### [WHAT YOU WILL DO]
Without any images, write the listing below out word for word.

### [THE RECORDS]
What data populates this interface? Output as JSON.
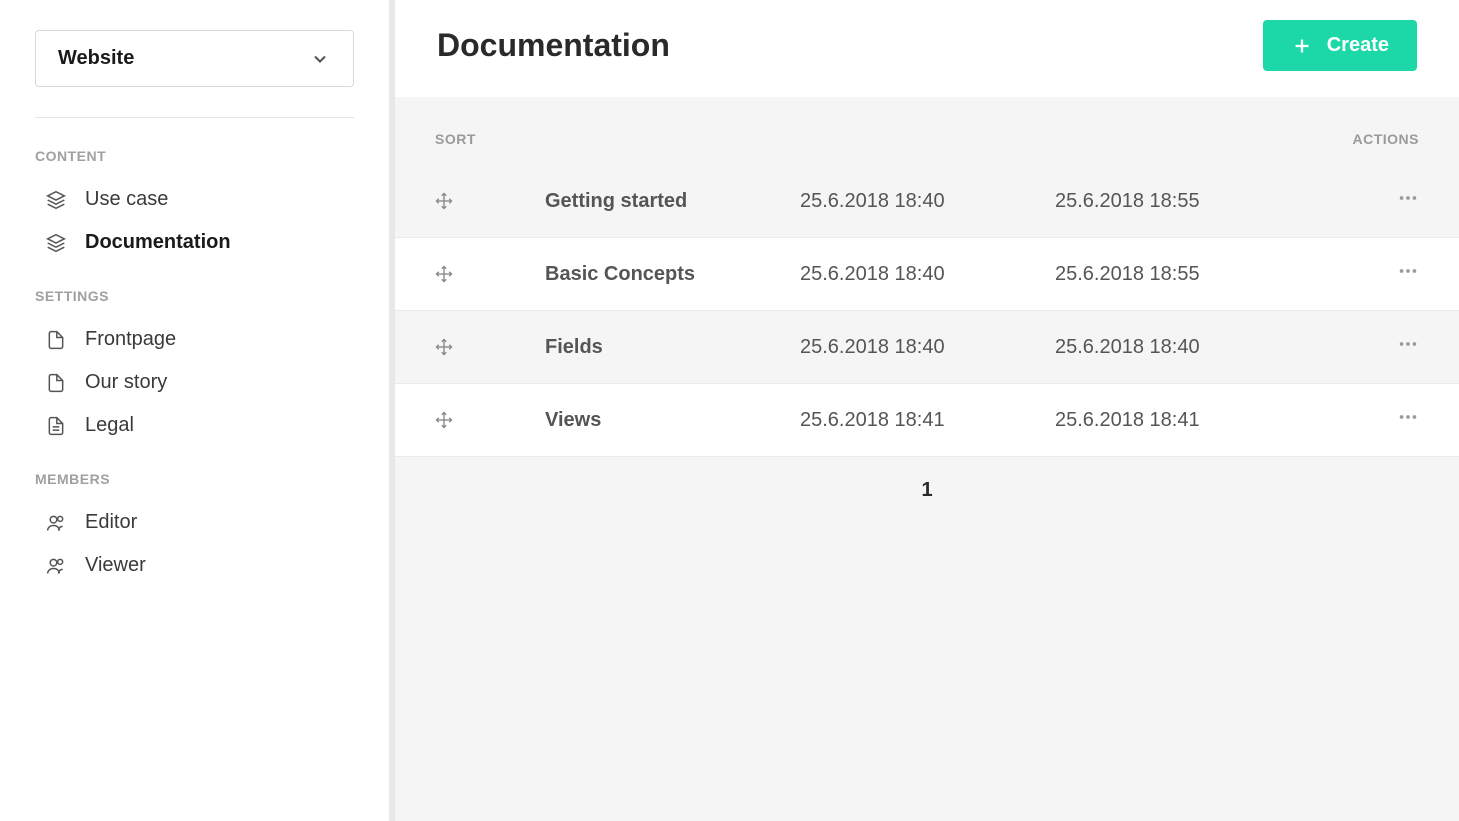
{
  "sidebar": {
    "project_select": "Website",
    "sections": {
      "content": {
        "label": "CONTENT",
        "items": [
          {
            "label": "Use case",
            "icon": "layers-icon",
            "active": false
          },
          {
            "label": "Documentation",
            "icon": "layers-icon",
            "active": true
          }
        ]
      },
      "settings": {
        "label": "SETTINGS",
        "items": [
          {
            "label": "Frontpage",
            "icon": "page-icon"
          },
          {
            "label": "Our story",
            "icon": "page-icon"
          },
          {
            "label": "Legal",
            "icon": "doc-icon"
          }
        ]
      },
      "members": {
        "label": "MEMBERS",
        "items": [
          {
            "label": "Editor",
            "icon": "users-icon"
          },
          {
            "label": "Viewer",
            "icon": "users-icon"
          }
        ]
      }
    }
  },
  "header": {
    "title": "Documentation",
    "create_label": "Create"
  },
  "table": {
    "columns": {
      "sort": "SORT",
      "actions": "ACTIONS"
    },
    "rows": [
      {
        "title": "Getting started",
        "created": "25.6.2018 18:40",
        "updated": "25.6.2018 18:55"
      },
      {
        "title": "Basic Concepts",
        "created": "25.6.2018 18:40",
        "updated": "25.6.2018 18:55"
      },
      {
        "title": "Fields",
        "created": "25.6.2018 18:40",
        "updated": "25.6.2018 18:40"
      },
      {
        "title": "Views",
        "created": "25.6.2018 18:41",
        "updated": "25.6.2018 18:41"
      }
    ]
  },
  "pagination": {
    "page": "1"
  }
}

### [OUTPUT FOR THIS TASK]
What data populates this interface? Output as JSON.
{
  "sidebar": {
    "project_select": "Website",
    "sections": {
      "content": {
        "label": "CONTENT",
        "items": [
          {
            "label": "Use case",
            "icon": "layers-icon",
            "active": false
          },
          {
            "label": "Documentation",
            "icon": "layers-icon",
            "active": true
          }
        ]
      },
      "settings": {
        "label": "SETTINGS",
        "items": [
          {
            "label": "Frontpage",
            "icon": "page-icon"
          },
          {
            "label": "Our story",
            "icon": "page-icon"
          },
          {
            "label": "Legal",
            "icon": "doc-icon"
          }
        ]
      },
      "members": {
        "label": "MEMBERS",
        "items": [
          {
            "label": "Editor",
            "icon": "users-icon"
          },
          {
            "label": "Viewer",
            "icon": "users-icon"
          }
        ]
      }
    }
  },
  "header": {
    "title": "Documentation",
    "create_label": "Create"
  },
  "table": {
    "columns": {
      "sort": "SORT",
      "actions": "ACTIONS"
    },
    "rows": [
      {
        "title": "Getting started",
        "created": "25.6.2018 18:40",
        "updated": "25.6.2018 18:55"
      },
      {
        "title": "Basic Concepts",
        "created": "25.6.2018 18:40",
        "updated": "25.6.2018 18:55"
      },
      {
        "title": "Fields",
        "created": "25.6.2018 18:40",
        "updated": "25.6.2018 18:40"
      },
      {
        "title": "Views",
        "created": "25.6.2018 18:41",
        "updated": "25.6.2018 18:41"
      }
    ]
  },
  "pagination": {
    "page": "1"
  }
}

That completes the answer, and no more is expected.